Of course not. If you’re a white person raised in America – like me – you’ve grown up in a culture steeped in racism, and because this culture has been designed to privilege you, you can never be fully aware of how it’s shaped you and your attitudes. And if you decide to write about racial issues in your fiction, you’ll do so from a perspective of privilege, and even if you have the best intentions, there’s an excellent chance you’ll screw it up. We may never be able to fully transcend our acculturation, but that doesn’t mean we can’t try to learn, grow, and do better.

What can you do to try to deal with these issues when it comes to writing and being part of the writing community?

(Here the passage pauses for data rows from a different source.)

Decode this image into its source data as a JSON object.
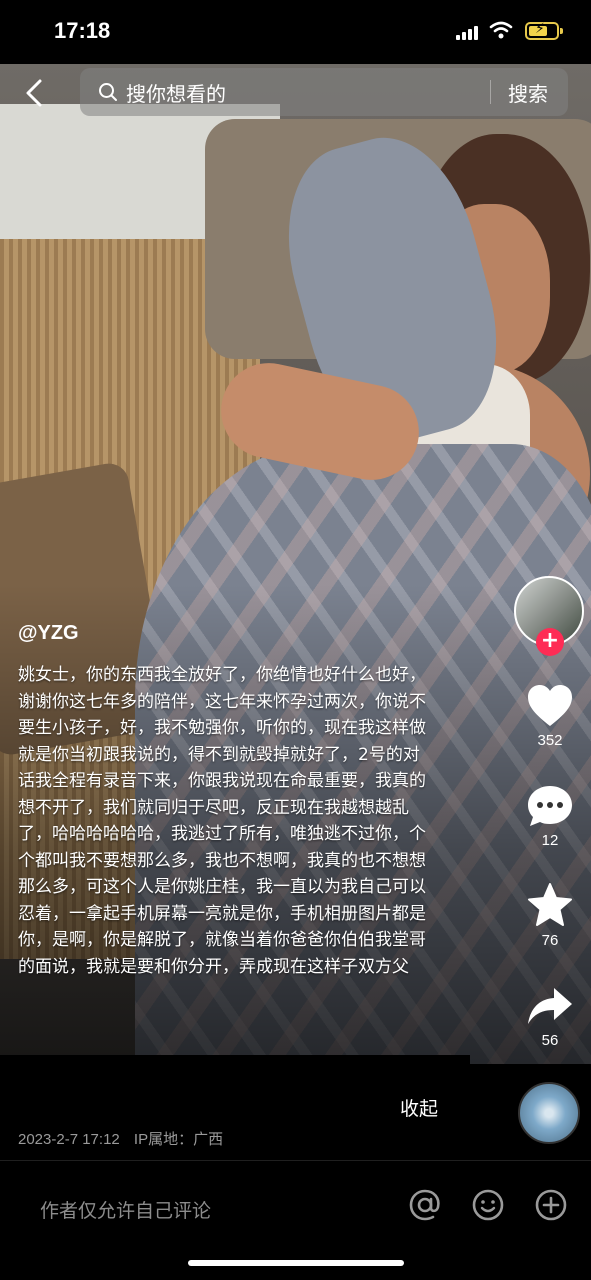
{
  "status_bar": {
    "time": "17:18"
  },
  "search": {
    "placeholder": "搜你想看的",
    "button_label": "搜索"
  },
  "actions": {
    "like_count": "352",
    "comment_count": "12",
    "favorite_count": "76",
    "share_count": "56",
    "follow_symbol": "+"
  },
  "post": {
    "author": "@YZG",
    "caption": "姚女士，你的东西我全放好了，你绝情也好什么也好，谢谢你这七年多的陪伴，这七年来怀孕过两次，你说不要生小孩子，好，我不勉强你，听你的，现在我这样做就是你当初跟我说的，得不到就毁掉就好了，2号的对话我全程有录音下来，你跟我说现在命最重要，我真的想不开了，我们就同归于尽吧，反正现在我越想越乱了，哈哈哈哈哈哈，我逃过了所有，唯独逃不过你，个个都叫我不要想那么多，我也不想啊，我真的也不想想那么多，可这个人是你姚庄桂，我一直以为我自己可以忍着，一拿起手机屏幕一亮就是你，手机相册图片都是你，是啊，你是解脱了，就像当着你爸爸你伯伯我堂哥的面说，我就是要和你分开，弄成现在这样子双方父",
    "collapse_label": "收起",
    "date": "2023-2-7 17:12",
    "ip_location": "IP属地：广西"
  },
  "comment_bar": {
    "placeholder": "作者仅允许自己评论",
    "icons": [
      "at-icon",
      "emoji-icon",
      "add-icon"
    ]
  },
  "colors": {
    "follow_red": "#fe2c55",
    "battery_yellow": "#f2d34b"
  }
}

Some thoughts . . .

·         I wrote a previous blog entry about dealing with diverse characters when writing fiction. You can find it here:

·         I live in a diverse world, and I want my fiction to reflect that, but I won’t tell a story that’s not mine to tell. I won’t write a story that centers on the identity of someone from a different background than myself. I feel totally comfortable writing characters that aren’t cishet white guys like me, but only when their race/gender identity isn’t central to their role in the story.

·         I examine my ideas for possible racism (and any other -isms, for that matter). If I write anything that has racial elements to it (or gender elements, LGBTQ+ elements, disability elements), I ask myself why do I want to write about these elements, what purpose do they serve in the story, and how might they be perceived by readers? My intent as a writer is important, but my execution of these ideas is far more important. It doesn’t matter what I tried to do, only what I did do. If I have any doubts about my ideas, I seek out beta readers who can let me know if my execution is flawed.

·         I try to read the damn room. Thanks to years of Trumpism, racial, sexist, homophobic, transphobic, and anti-intellectual attitudes and tensions in America are high. Any story I might write which deals with these elements is likely to cause strong reactions in readers right now. I try to be mindful of this and proceed accordingly. Maybe I’ll decide to not write the story. Maybe I’ll rework it to minimize or avoid any potential negative response. Maybe I’ll write it but tread carefully.

·         I listen to readers, especially people of color. This one’s more of an intention right now, since so far I haven’t received any negative feedback on my portrayal of non-white, non-cishet characters. But even if I feel I did a good job, if readers don’t think so, I intend to listen to their criticisms without being defensive. If I agree that I’ve made a mistake in my portrayals, I’ll apologize, work to repair whatever damage I may have done, and actively work to do better in the future.

·         I try to be a good literary citizen and lift up people of color (and others too). All aspects of American culture have been designed to privilege white people (and straight men and abled people), so I do what I can to help level the playing field. I do this in simple ways, by sharing people’s posts on social media, by mentoring people, by being available to answer questions or blurb books, and by treating all writers – regardless of background or level of experience – as colleagues. And I’ll keep looking for ways to lift others up as long as I live.

If you’d like to see how I do with diverse characters, some of the main characters in We Will Rise (out this July) include a black woman, an Asian woman, a Muslim man in his early twenties, and a teenage trans man.